Leave every picture out. Set down all the lines below exactly.

***** Data to process

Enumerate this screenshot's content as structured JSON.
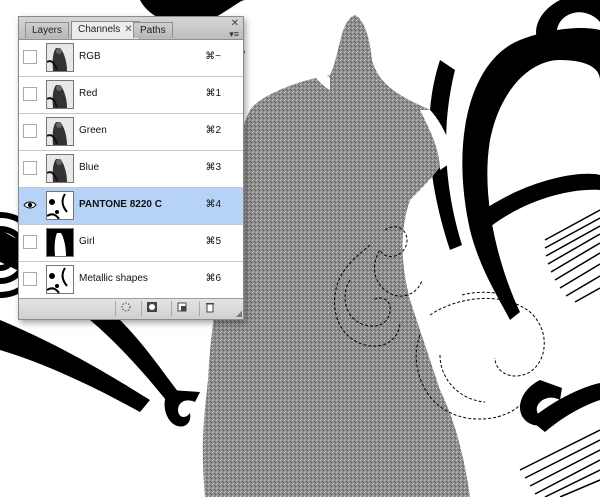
{
  "tabs": [
    {
      "label": "Layers",
      "active": false
    },
    {
      "label": "Channels",
      "active": true
    },
    {
      "label": "Paths",
      "active": false
    }
  ],
  "window_controls": {
    "close_glyph": "✕",
    "menu_glyph": "▾≡"
  },
  "channels": [
    {
      "name": "RGB",
      "shortcut": "⌘~",
      "visible": false,
      "thumb": "photo"
    },
    {
      "name": "Red",
      "shortcut": "⌘1",
      "visible": false,
      "thumb": "photo"
    },
    {
      "name": "Green",
      "shortcut": "⌘2",
      "visible": false,
      "thumb": "photo"
    },
    {
      "name": "Blue",
      "shortcut": "⌘3",
      "visible": false,
      "thumb": "photo"
    },
    {
      "name": "PANTONE 8220 C",
      "shortcut": "⌘4",
      "visible": true,
      "selected": true,
      "thumb": "shapes"
    },
    {
      "name": "Girl",
      "shortcut": "⌘5",
      "visible": false,
      "thumb": "mask"
    },
    {
      "name": "Metallic shapes",
      "shortcut": "⌘6",
      "visible": false,
      "thumb": "shapes"
    }
  ],
  "footer_buttons": [
    {
      "icon": "load-selection-icon"
    },
    {
      "icon": "save-selection-icon"
    },
    {
      "icon": "new-channel-icon"
    },
    {
      "icon": "trash-icon"
    }
  ],
  "colors": {
    "selection": "#b6d3f7",
    "panel": "#ececec"
  }
}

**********

• _Result_
Enumerate this screenshot's content as structured JSON.
{
  "tabs": [
    {
      "label": "Layers",
      "active": false
    },
    {
      "label": "Channels",
      "active": true
    },
    {
      "label": "Paths",
      "active": false
    }
  ],
  "window_controls": {
    "close_glyph": "✕",
    "menu_glyph": "▾≡"
  },
  "channels": [
    {
      "name": "RGB",
      "shortcut": "⌘~",
      "visible": false,
      "thumb": "photo"
    },
    {
      "name": "Red",
      "shortcut": "⌘1",
      "visible": false,
      "thumb": "photo"
    },
    {
      "name": "Green",
      "shortcut": "⌘2",
      "visible": false,
      "thumb": "photo"
    },
    {
      "name": "Blue",
      "shortcut": "⌘3",
      "visible": false,
      "thumb": "photo"
    },
    {
      "name": "PANTONE 8220 C",
      "shortcut": "⌘4",
      "visible": true,
      "selected": true,
      "thumb": "shapes"
    },
    {
      "name": "Girl",
      "shortcut": "⌘5",
      "visible": false,
      "thumb": "mask"
    },
    {
      "name": "Metallic shapes",
      "shortcut": "⌘6",
      "visible": false,
      "thumb": "shapes"
    }
  ],
  "footer_buttons": [
    {
      "icon": "load-selection-icon"
    },
    {
      "icon": "save-selection-icon"
    },
    {
      "icon": "new-channel-icon"
    },
    {
      "icon": "trash-icon"
    }
  ],
  "colors": {
    "selection": "#b6d3f7",
    "panel": "#ececec"
  }
}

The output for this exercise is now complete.